### TASK GOAL
Print out the records precisely, keeping each line identical to its source.

+--

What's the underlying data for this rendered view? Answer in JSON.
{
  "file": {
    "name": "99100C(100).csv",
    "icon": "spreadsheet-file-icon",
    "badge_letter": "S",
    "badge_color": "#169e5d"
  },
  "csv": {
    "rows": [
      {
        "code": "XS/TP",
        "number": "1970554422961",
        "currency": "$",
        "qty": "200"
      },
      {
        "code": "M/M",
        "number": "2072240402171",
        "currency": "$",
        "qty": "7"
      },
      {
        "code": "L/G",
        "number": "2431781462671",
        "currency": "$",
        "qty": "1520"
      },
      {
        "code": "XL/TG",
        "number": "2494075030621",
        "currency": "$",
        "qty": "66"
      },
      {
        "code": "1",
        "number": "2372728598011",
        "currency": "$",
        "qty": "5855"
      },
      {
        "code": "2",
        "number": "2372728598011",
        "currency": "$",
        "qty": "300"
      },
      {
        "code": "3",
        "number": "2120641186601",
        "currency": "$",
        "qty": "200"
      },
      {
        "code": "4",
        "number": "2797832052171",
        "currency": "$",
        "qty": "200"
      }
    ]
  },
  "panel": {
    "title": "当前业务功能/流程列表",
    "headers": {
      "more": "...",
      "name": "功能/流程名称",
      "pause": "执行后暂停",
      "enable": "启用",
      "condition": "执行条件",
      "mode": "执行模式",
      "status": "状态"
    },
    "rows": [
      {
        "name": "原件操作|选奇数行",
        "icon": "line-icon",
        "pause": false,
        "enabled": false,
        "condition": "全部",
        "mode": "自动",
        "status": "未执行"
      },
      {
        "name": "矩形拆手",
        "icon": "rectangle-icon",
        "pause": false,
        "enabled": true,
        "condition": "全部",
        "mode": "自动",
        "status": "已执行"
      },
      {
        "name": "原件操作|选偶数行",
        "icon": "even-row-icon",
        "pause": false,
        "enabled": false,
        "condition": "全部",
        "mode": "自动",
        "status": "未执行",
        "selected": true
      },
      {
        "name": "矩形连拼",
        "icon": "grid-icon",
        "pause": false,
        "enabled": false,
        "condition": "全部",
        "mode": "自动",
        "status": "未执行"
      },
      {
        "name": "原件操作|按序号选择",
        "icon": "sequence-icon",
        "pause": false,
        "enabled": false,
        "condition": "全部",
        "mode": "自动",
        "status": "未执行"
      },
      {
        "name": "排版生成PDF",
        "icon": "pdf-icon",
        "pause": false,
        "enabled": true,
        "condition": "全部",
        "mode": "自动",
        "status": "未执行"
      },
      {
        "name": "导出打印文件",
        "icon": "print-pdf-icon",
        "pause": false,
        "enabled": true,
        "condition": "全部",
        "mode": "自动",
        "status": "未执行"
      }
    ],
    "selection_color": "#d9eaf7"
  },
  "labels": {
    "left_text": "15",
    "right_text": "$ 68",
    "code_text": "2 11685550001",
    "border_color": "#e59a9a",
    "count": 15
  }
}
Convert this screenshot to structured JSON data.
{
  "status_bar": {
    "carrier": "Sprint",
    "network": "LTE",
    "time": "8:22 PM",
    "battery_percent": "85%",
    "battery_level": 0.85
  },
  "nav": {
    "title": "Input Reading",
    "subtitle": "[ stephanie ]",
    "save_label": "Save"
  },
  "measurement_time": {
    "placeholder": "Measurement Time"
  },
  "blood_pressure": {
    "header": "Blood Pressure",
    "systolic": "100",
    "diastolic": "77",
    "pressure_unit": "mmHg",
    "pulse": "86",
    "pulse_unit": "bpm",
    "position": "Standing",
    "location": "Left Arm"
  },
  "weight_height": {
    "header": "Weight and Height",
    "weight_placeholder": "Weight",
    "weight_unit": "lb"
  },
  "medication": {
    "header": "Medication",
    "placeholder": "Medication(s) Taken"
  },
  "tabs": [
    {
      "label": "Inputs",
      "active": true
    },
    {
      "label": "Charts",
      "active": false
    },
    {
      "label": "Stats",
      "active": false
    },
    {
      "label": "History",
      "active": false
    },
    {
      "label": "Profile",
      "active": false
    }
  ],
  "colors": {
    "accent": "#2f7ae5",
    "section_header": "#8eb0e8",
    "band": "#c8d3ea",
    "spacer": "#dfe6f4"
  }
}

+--

### ANSWER TO THIS TASK
What's the underlying data for this rendered view? Answer in JSON.
{
  "file": {
    "name": "99100C(100).csv",
    "icon": "spreadsheet-file-icon",
    "badge_letter": "S",
    "badge_color": "#169e5d"
  },
  "csv": {
    "rows": [
      {
        "code": "XS/TP",
        "number": "1970554422961",
        "currency": "$",
        "qty": "200"
      },
      {
        "code": "M/M",
        "number": "2072240402171",
        "currency": "$",
        "qty": "7"
      },
      {
        "code": "L/G",
        "number": "2431781462671",
        "currency": "$",
        "qty": "1520"
      },
      {
        "code": "XL/TG",
        "number": "2494075030621",
        "currency": "$",
        "qty": "66"
      },
      {
        "code": "1",
        "number": "2372728598011",
        "currency": "$",
        "qty": "5855"
      },
      {
        "code": "2",
        "number": "2372728598011",
        "currency": "$",
        "qty": "300"
      },
      {
        "code": "3",
        "number": "2120641186601",
        "currency": "$",
        "qty": "200"
      },
      {
        "code": "4",
        "number": "2797832052171",
        "currency": "$",
        "qty": "200"
      }
    ]
  },
  "panel": {
    "title": "当前业务功能/流程列表",
    "headers": {
      "more": "...",
      "name": "功能/流程名称",
      "pause": "执行后暂停",
      "enable": "启用",
      "condition": "执行条件",
      "mode": "执行模式",
      "status": "状态"
    },
    "rows": [
      {
        "name": "原件操作|选奇数行",
        "icon": "line-icon",
        "pause": false,
        "enabled": false,
        "condition": "全部",
        "mode": "自动",
        "status": "未执行"
      },
      {
        "name": "矩形拆手",
        "icon": "rectangle-icon",
        "pause": false,
        "enabled": true,
        "condition": "全部",
        "mode": "自动",
        "status": "已执行"
      },
      {
        "name": "原件操作|选偶数行",
        "icon": "even-row-icon",
        "pause": false,
        "enabled": false,
        "condition": "全部",
        "mode": "自动",
        "status": "未执行",
        "selected": true
      },
      {
        "name": "矩形连拼",
        "icon": "grid-icon",
        "pause": false,
        "enabled": false,
        "condition": "全部",
        "mode": "自动",
        "status": "未执行"
      },
      {
        "name": "原件操作|按序号选择",
        "icon": "sequence-icon",
        "pause": false,
        "enabled": false,
        "condition": "全部",
        "mode": "自动",
        "status": "未执行"
      },
      {
        "name": "排版生成PDF",
        "icon": "pdf-icon",
        "pause": false,
        "enabled": true,
        "condition": "全部",
        "mode": "自动",
        "status": "未执行"
      },
      {
        "name": "导出打印文件",
        "icon": "print-pdf-icon",
        "pause": false,
        "enabled": true,
        "condition": "全部",
        "mode": "自动",
        "status": "未执行"
      }
    ],
    "selection_color": "#d9eaf7"
  },
  "labels": {
    "left_text": "15",
    "right_text": "$ 68",
    "code_text": "2 11685550001",
    "border_color": "#e59a9a",
    "count": 15
  }
}
Convert this screenshot to structured JSON data.
{
  "status_bar": {
    "carrier": "Sprint",
    "network": "LTE",
    "time": "8:22 PM",
    "battery_percent": "85%",
    "battery_level": 0.85
  },
  "nav": {
    "title": "Input Reading",
    "subtitle": "[ stephanie ]",
    "save_label": "Save"
  },
  "measurement_time": {
    "placeholder": "Measurement Time"
  },
  "blood_pressure": {
    "header": "Blood Pressure",
    "systolic": "100",
    "diastolic": "77",
    "pressure_unit": "mmHg",
    "pulse": "86",
    "pulse_unit": "bpm",
    "position": "Standing",
    "location": "Left Arm"
  },
  "weight_height": {
    "header": "Weight and Height",
    "weight_placeholder": "Weight",
    "weight_unit": "lb"
  },
  "medication": {
    "header": "Medication",
    "placeholder": "Medication(s) Taken"
  },
  "tabs": [
    {
      "label": "Inputs",
      "active": true
    },
    {
      "label": "Charts",
      "active": false
    },
    {
      "label": "Stats",
      "active": false
    },
    {
      "label": "History",
      "active": false
    },
    {
      "label": "Profile",
      "active": false
    }
  ],
  "colors": {
    "accent": "#2f7ae5",
    "section_header": "#8eb0e8",
    "band": "#c8d3ea",
    "spacer": "#dfe6f4"
  }
}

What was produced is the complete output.